Citation: Streese L, Deiseroth A, Schäfer J, Schmidt-Trucksäss A and Hanssen H (2018) Exercise, Arterial Crosstalk-Modulation, and Inflammation in an Aging Population: The ExAMIN AGE Study. Front. Physiol. 9:116. doi: 10.3389/fphys.2018.00116
Received: 17 November 2017; Accepted: 05 February 2018;
Published: 21 February 2018.
Edited by:Vincenzo Lionetti, Sant'Anna School of Advanced Studies, Italy
Reviewed by:Bradley S. Fleenor, Ball State University, United States
Fabrizio Montecucco, Università di Genova, Italy
Copyright © 2018 Streese, Deiseroth, Schäfer, Schmidt-Trucksäss and Hanssen.

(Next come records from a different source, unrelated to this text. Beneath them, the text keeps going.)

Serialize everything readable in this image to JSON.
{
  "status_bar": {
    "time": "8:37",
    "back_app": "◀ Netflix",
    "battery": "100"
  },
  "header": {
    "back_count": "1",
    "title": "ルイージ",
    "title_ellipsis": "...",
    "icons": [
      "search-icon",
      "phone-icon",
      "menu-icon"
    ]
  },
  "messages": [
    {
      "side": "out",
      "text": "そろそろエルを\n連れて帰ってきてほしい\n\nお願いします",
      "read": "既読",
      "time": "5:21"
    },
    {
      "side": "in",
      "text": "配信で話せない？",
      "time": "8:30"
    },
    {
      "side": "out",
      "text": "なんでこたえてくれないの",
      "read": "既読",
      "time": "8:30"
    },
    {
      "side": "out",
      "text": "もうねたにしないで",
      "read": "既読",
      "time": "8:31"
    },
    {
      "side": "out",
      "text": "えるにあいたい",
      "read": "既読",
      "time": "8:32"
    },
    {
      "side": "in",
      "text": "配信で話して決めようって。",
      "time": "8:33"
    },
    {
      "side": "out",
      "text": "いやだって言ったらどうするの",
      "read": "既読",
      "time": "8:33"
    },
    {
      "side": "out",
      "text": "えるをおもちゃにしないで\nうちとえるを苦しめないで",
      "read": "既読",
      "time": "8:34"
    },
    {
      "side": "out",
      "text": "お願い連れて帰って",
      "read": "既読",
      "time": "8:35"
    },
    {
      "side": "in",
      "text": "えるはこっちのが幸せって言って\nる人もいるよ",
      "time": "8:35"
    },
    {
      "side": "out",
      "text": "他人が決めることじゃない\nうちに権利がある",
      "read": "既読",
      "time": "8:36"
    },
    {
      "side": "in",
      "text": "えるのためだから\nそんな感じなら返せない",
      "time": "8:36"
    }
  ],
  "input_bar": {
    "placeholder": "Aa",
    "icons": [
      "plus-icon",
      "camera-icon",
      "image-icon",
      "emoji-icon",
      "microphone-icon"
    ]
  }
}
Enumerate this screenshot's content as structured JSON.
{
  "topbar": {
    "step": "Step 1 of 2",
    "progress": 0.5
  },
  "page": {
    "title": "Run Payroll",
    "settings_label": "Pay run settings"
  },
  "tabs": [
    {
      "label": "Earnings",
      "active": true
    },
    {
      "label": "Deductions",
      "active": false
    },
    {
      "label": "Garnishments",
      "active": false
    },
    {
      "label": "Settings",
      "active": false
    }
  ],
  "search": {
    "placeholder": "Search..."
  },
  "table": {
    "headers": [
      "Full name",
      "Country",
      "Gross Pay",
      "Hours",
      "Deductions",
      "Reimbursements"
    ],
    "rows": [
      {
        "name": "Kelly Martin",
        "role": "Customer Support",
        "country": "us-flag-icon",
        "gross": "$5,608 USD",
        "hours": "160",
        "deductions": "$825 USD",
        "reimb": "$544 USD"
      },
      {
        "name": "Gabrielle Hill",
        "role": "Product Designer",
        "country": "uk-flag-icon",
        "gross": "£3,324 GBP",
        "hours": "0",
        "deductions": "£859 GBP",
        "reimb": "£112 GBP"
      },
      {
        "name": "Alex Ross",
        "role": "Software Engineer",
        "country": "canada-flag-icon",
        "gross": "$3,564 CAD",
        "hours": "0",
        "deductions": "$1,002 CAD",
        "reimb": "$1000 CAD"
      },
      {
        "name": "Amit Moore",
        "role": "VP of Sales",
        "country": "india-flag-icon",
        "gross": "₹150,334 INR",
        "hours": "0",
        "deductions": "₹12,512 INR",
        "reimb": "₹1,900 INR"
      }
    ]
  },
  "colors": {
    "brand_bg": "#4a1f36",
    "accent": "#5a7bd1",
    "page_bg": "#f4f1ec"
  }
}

This is an open-access article distributed under the terms of the Creative Commons Attribution License (CC BY). The use, distribution or reproduction in other forums is permitted, provided the original author(s) and the copyright owner are credited and that the original publication in this journal is cited, in accordance with accepted academic practice. No use, distribution or reproduction is permitted which does not comply with these terms.
*Correspondence: Henner Hanssen, email@example.com